Hadestown returns for a limited engagement at the Ahmanson Theatre now through October 15th. With music, lyrics and book by Anaïs Mitchell, the Tony-winning parable steeped in Greek mythology delivers on so many levels. The story of idealistic young lovers trying to survive amidst the forces of evil speak to our contemporary and universal struggles, both at home and abroad. The electricity in the air during this opening night performance was palpable and the cast more than delivered the goods, serving up its rich New Orleans-style genre-blending score with a vibrant cast and a kick-ass 9-piece orchestra.
The cast was uniformly dynamic with top honors going to Lana Gordon as Persephone and Matthew Patrick Quinn as her devilish husband Hades, king of the Underworld. Ms. Gordon, who starred in the original Broadway production, brings attitude with a capital A as she burns up the stage in numbers like “Livin It Up on Top” and “Our Lady of the Underground.” Quinn’s thundering bass vocals shook the Ahmanson and seemed to emanate from the very depths of hell. With his sinewy, lanky frame and pinstripe suit, Quinn exudes the slithery showmanship of the devil with a beguiling allure. We can see embers of the Trump era in the dystopian underworld Mitchell has created, where the wealth of the few is built on the backs of the exploited masses. There’s even a sly nod to the former occupant of the White House when Hades reaches his hand for Persephone and she swats it away, eerily reminiscent of the real-life hand-swat caught on camera which went viral during the former first couples’ trip to Israel in 2017.
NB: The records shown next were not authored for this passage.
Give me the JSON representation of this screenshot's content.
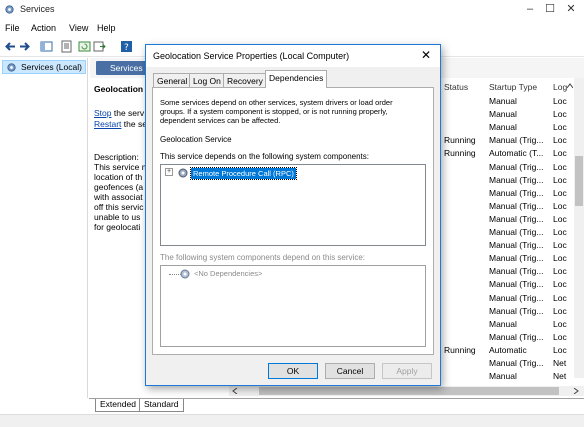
{
  "window": {
    "title": "Services",
    "controls": {
      "minimize": "–",
      "maximize": "☐",
      "close": "✕"
    }
  },
  "menu": [
    "File",
    "Action",
    "View",
    "Help"
  ],
  "tree": {
    "root": "Services (Local)"
  },
  "services_header": "Services",
  "left_pane": {
    "service_name": "Geolocation",
    "stop_link": "Stop",
    "stop_rest": " the serv",
    "restart_link": "Restart",
    "restart_rest": " the se",
    "description_label": "Description:",
    "description_lines": [
      "This service m",
      "location of th",
      "geofences (a",
      "with associat",
      "off this servic",
      "unable to us",
      "for geolocati"
    ]
  },
  "list": {
    "columns": [
      "Status",
      "Startup Type",
      "Log"
    ],
    "rows": [
      {
        "status": "",
        "startup": "Manual",
        "log": "Loc"
      },
      {
        "status": "",
        "startup": "Manual",
        "log": "Loc"
      },
      {
        "status": "",
        "startup": "Manual",
        "log": "Loc"
      },
      {
        "status": "Running",
        "startup": "Manual (Trig...",
        "log": "Loc"
      },
      {
        "status": "Running",
        "startup": "Automatic (T...",
        "log": "Loc"
      },
      {
        "status": "",
        "startup": "Manual (Trig...",
        "log": "Loc"
      },
      {
        "status": "",
        "startup": "Manual (Trig...",
        "log": "Loc"
      },
      {
        "status": "",
        "startup": "Manual (Trig...",
        "log": "Loc"
      },
      {
        "status": "",
        "startup": "Manual (Trig...",
        "log": "Loc"
      },
      {
        "status": "",
        "startup": "Manual (Trig...",
        "log": "Loc"
      },
      {
        "status": "",
        "startup": "Manual (Trig...",
        "log": "Loc"
      },
      {
        "status": "",
        "startup": "Manual (Trig...",
        "log": "Loc"
      },
      {
        "status": "",
        "startup": "Manual (Trig...",
        "log": "Loc"
      },
      {
        "status": "",
        "startup": "Manual (Trig...",
        "log": "Loc"
      },
      {
        "status": "",
        "startup": "Manual (Trig...",
        "log": "Loc"
      },
      {
        "status": "",
        "startup": "Manual (Trig...",
        "log": "Loc"
      },
      {
        "status": "",
        "startup": "Manual (Trig...",
        "log": "Loc"
      },
      {
        "status": "",
        "startup": "Manual",
        "log": "Loc"
      },
      {
        "status": "",
        "startup": "Manual (Trig...",
        "log": "Loc"
      },
      {
        "status": "Running",
        "startup": "Automatic",
        "log": "Loc"
      },
      {
        "status": "",
        "startup": "Manual (Trig...",
        "log": "Net"
      },
      {
        "status": "",
        "startup": "Manual",
        "log": "Net"
      }
    ]
  },
  "bottom_tabs": [
    "Extended",
    "Standard"
  ],
  "dialog": {
    "title": "Geolocation Service Properties (Local Computer)",
    "close": "✕",
    "tabs": [
      "General",
      "Log On",
      "Recovery",
      "Dependencies"
    ],
    "active_tab": "Dependencies",
    "intro_lines": [
      "Some services depend on other services, system drivers or load order",
      "groups. If a system component is stopped, or is not running properly,",
      "dependent services can be affected."
    ],
    "service_name": "Geolocation Service",
    "depends_on_label": "This service depends on the following system components:",
    "depends_on_item": "Remote Procedure Call (RPC)",
    "dependents_label": "The following system components depend on this service:",
    "dependents_item": "<No Dependencies>",
    "buttons": {
      "ok": "OK",
      "cancel": "Cancel",
      "apply": "Apply"
    }
  },
  "colors": {
    "accent": "#0078d7",
    "selection": "#cce8ff",
    "link": "#0645ad"
  }
}
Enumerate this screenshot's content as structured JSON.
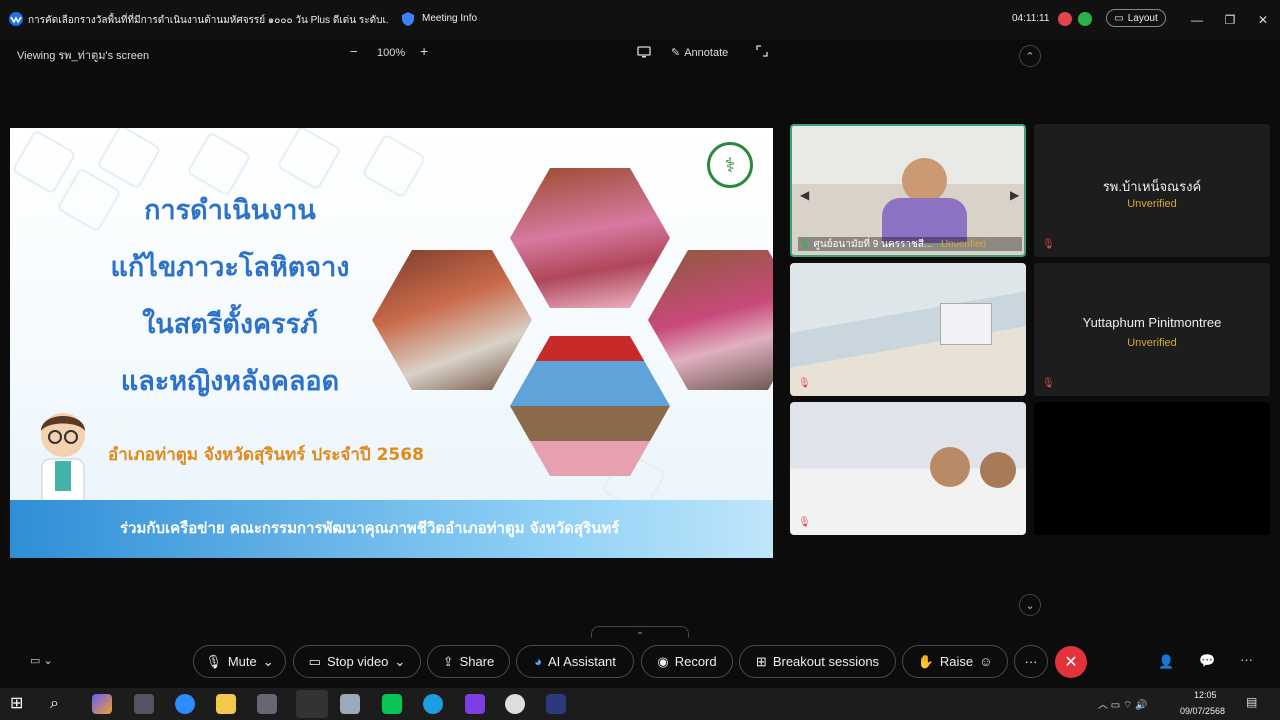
{
  "window": {
    "app_title": "การคัดเลือกรางวัลพื้นที่ที่มีการดำเนินงานด้านมหัศจรรย์ ๑๐๐๐ วัน Plus ดีเด่น ระดับเ...",
    "meeting_info": "Meeting Info",
    "timer": "04:11:11",
    "layout_label": "Layout"
  },
  "subbar": {
    "viewing": "Viewing รพ_ท่าตูม's screen",
    "zoom_out": "−",
    "zoom_level": "100%",
    "zoom_in": "+",
    "annotate": "Annotate"
  },
  "slide": {
    "lines": [
      "การดำเนินงาน",
      "แก้ไขภาวะโลหิตจาง",
      "ในสตรีตั้งครรภ์",
      "และหญิงหลังคลอด"
    ],
    "subtitle": "อำเภอท่าตูม  จังหวัดสุรินทร์ ประจำปี 2568",
    "footer": "ร่วมกับเครือข่าย คณะกรรมการพัฒนาคุณภาพชีวิตอำเภอท่าตูม  จังหวัดสุรินทร์"
  },
  "tiles": {
    "t1_label": "ศูนย์อนามัยที่ 9 นครราชสี...",
    "t1_status": "Unverified",
    "t2_name": "รพ.บ้าเหน็จณรงค์",
    "t2_status": "Unverified",
    "t4_name": "Yuttaphum Pinitmontree",
    "t4_status": "Unverified"
  },
  "controls": {
    "mute": "Mute",
    "stop_video": "Stop video",
    "share": "Share",
    "ai_assistant": "AI Assistant",
    "record": "Record",
    "breakout": "Breakout sessions",
    "raise": "Raise",
    "more": "···"
  },
  "taskbar": {
    "time": "12:05",
    "date": "09/07/2568"
  },
  "colors": {
    "end_button": "#e2323c",
    "unverified": "#d4a83a",
    "slide_title": "#2c72c9",
    "slide_subtitle": "#e08a1a"
  }
}
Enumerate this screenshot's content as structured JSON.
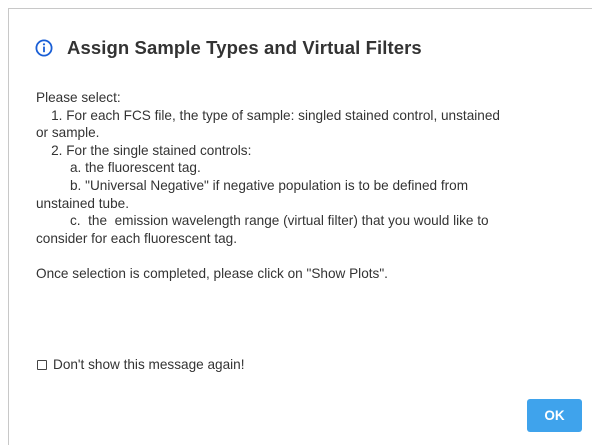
{
  "dialog": {
    "title": "Assign Sample Types and Virtual Filters",
    "icon": "info-circle-icon",
    "accent_color": "#3fa3ec",
    "lines": [
      "Please select:",
      "    1. For each FCS file, the type of sample: singled stained control, unstained",
      "or sample.",
      "    2. For the single stained controls:",
      "         a. the fluorescent tag.",
      "         b. \"Universal Negative\" if negative population is to be defined from",
      "unstained tube.",
      "         c.  the  emission wavelength range (virtual filter) that you would like to",
      "consider for each fluorescent tag."
    ],
    "closing_line": "Once selection is completed, please click on \"Show Plots\".",
    "checkbox_label": "Don't show this message again!",
    "checkbox_checked": false,
    "ok_label": "OK"
  }
}
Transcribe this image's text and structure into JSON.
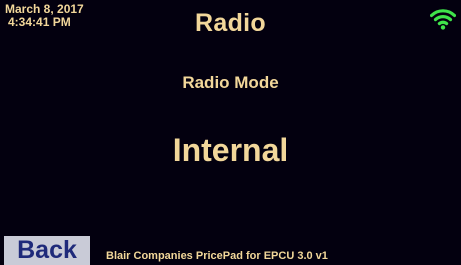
{
  "status": {
    "date": "March 8, 2017",
    "time": "4:34:41 PM",
    "wifi_icon": "wifi-signal-icon",
    "wifi_color": "#3fe44a"
  },
  "header": {
    "title": "Radio"
  },
  "main": {
    "mode_label": "Radio Mode",
    "mode_value": "Internal"
  },
  "footer": {
    "back_label": "Back",
    "product_text": "Blair Companies PricePad for EPCU 3.0 v1"
  },
  "colors": {
    "background": "#03000f",
    "text": "#f2d79a",
    "button_bg": "#c9cbd7",
    "button_text": "#1f2a7a"
  }
}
The two lovers at the heart of the show are played by J. Antonio Rodriguez as Orpheus and Amaya Braganza as Eurydice. Rodriguez brings a boyish innocence to the role of Orpheus which is endearing and heartfelt. His vocals were hauntingly evocative, though at times his frequent use of his falsetto “head voice” felt a bit jarring. Having read in the program of Rodriguez’s status as a “dreamer” infuses his casting with an added layer of resonance, particularly with the powerful song “Why We Build the Wall” that closes act one. Rodriguez nailed the earnest innocence of the role, but when it comes to conveying the sexual chemistry with Braganza, his performance didn’t quite flip that switch. Braganza gives a compelling performance as Eurydice and really commits fully to the role, both vocally and dramatically.
Additional highlights from this production include Will Mann as Hermes who serves as the show’s narrator and spiritual guide and the glorious trio of women known as the Fates who serve as a Greek chorus of sorts. Mann is exceptional as Hermes, seamlessly alternating between the showy revivalist razzmatazz and ministerial gravitas required of the role. He exudes an earthy, gritty ebullience which makes the show go down like a smooth glass of Whiskey. Marla Louissaint, Lizzie Markson and Hannah Schreer comprise the Fates who dazzle and delight with their infectious blend of magic every time they’re on stage. Last but certainly not least, the production elements for this show are next level with brilliant set design and lighting to convey just the right ambience. If you want to be dazzled, get thee to the Ahmanson before this show ends its all-too-brief engagement.